In contemplating the happy situation of the United States, our attention is drawn, with peculiar interest, to the surviving officers and soldiers of our revolutionary army, who so eminently contributed, by their services, to lay its foundation. Most of those very meritorious citizens have paid the debt of nature and gone to repose. It is believed, that among the survivors there are some not provided for by existing laws, who are reduced to indigence, and even to real distress. These men have a claim on the gratitude of their country, and it will do honor to their country to provide for them. The lapse of a few years more, and the opportunity will be forever lost ; indeed, so long, already, has been the interval, that the number to be benefited by any provision which may be made, will not be great.
It appearing in a satisfactory manner that the revenue arising from imposts and tonnage, and from the sale of public lands, will be fully adequate to the support of the civil government, of the present military and naval establishments, including the annual augmentation of the latter to the extent provided for, to the payment of the interest on the public debt, and to the extinguishment of it at the times authorized, without the aid of the internal taxes, I consider it my duty to recommend to Congress their repeal. To impose taxes when the public exigencies require them, is an obligation of the most sacred character, especially with a free people. The faithful fulfilment of it is among the highest proofs of their virtue and capacity for self-government. To dispense with taxes, when it may be done with perfect safety, is equally the
duty of their representatives. In this instance, we have the satisfaction to know that they were imposed when the demand was imperious, and have been sustained with exemplary fidelity. I have to add, that, however gratifying it may be to me, regarding the prosperous and happy condition of our country, to recommend the repeal of these taxes at this time, I shall, nevertheless, be attentive to events, and, should any future emergency occur, less prompt to suggest such measures and burdens as may then be requisite and proper.

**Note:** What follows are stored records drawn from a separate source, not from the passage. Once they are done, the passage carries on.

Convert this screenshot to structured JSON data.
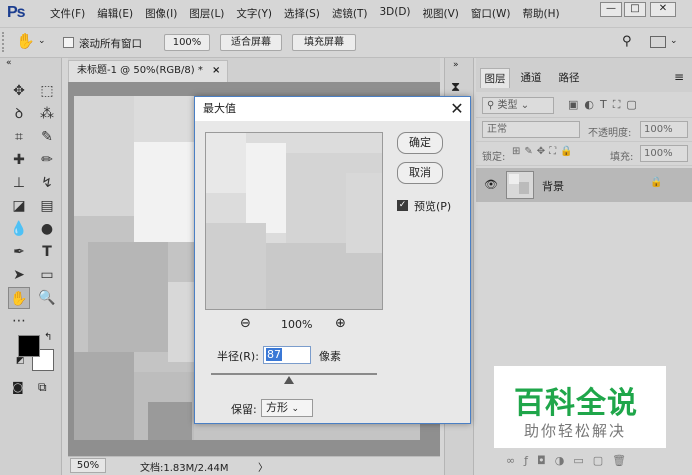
{
  "app": {
    "logo": "Ps"
  },
  "menu": [
    "文件(F)",
    "编辑(E)",
    "图像(I)",
    "图层(L)",
    "文字(Y)",
    "选择(S)",
    "滤镜(T)",
    "3D(D)",
    "视图(V)",
    "窗口(W)",
    "帮助(H)"
  ],
  "window_controls": {
    "minimize": "—",
    "restore": "□",
    "close": "✕"
  },
  "options": {
    "scroll_all_label": "滚动所有窗口",
    "zoom_100": "100%",
    "fit_screen": "适合屏幕",
    "fill_screen": "填充屏幕"
  },
  "document": {
    "tab_title": "未标题-1 @ 50%(RGB/8) *",
    "tab_close": "×",
    "status_zoom": "50%",
    "status_doc": "文档:1.83M/2.44M",
    "status_arrow": "〉"
  },
  "dialog": {
    "title": "最大值",
    "close": "✕",
    "ok": "确定",
    "cancel": "取消",
    "preview_label": "预览(P)",
    "preview_checked": true,
    "zoom_out": "⊖",
    "zoom_level": "100%",
    "zoom_in": "⊕",
    "radius_label": "半径(R):",
    "radius_value": "87",
    "radius_unit": "像素",
    "keep_label": "保留:",
    "keep_value": "方形"
  },
  "layers_panel": {
    "tabs": [
      "图层",
      "通道",
      "路径"
    ],
    "kind_filter": "类型",
    "blend_mode": "正常",
    "opacity_label": "不透明度:",
    "opacity_value": "100%",
    "lock_label": "锁定:",
    "fill_label": "填充:",
    "fill_value": "100%",
    "layer_name": "背景"
  },
  "watermark": {
    "title": "百科全说",
    "subtitle": "助你轻松解决",
    "color": "#1fa64a"
  },
  "colors": {
    "foreground": "#000000",
    "background": "#ffffff",
    "dialog_border": "#4a7fc4"
  }
}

J. Q. ADAMS'S INAUGURAL ADDRESS.
MARCH 4, 1825. In compliance with a usage coëval with the existence of our federal constitution, and sanctioned by the example of my predecessors in the career upon which I am about to enter, I appear, my fellow-citizens, in your presence, and in that of Heaven, to bind myself, by the solemnities of a religious obligation, to the faithful performance of the duties allotted to me, in the station to which I have been called.
In unfolding to my countrymen the principles by which I shall be governed in the fulfilment of those duties, my first resort will be to that constitution, which I shall swear, to the best of my ability, to preserve, protect, and defend. That revered instrument enumerates the powers and prescribes the duties of the executive magistrate ; and, in its first words, declares the purposes to which these, and the whole action of the government, instituted by it, should be invariably and sacredly devoted — to form a more perfect union, establish justice, insure domestic tranquillity, provide for the common defence, promote the general welfare, and secure the blessings of liberty to the people of this Union, in their successive generations. Since the adoption of this social compact, one of these generations has passed away. It is the work of our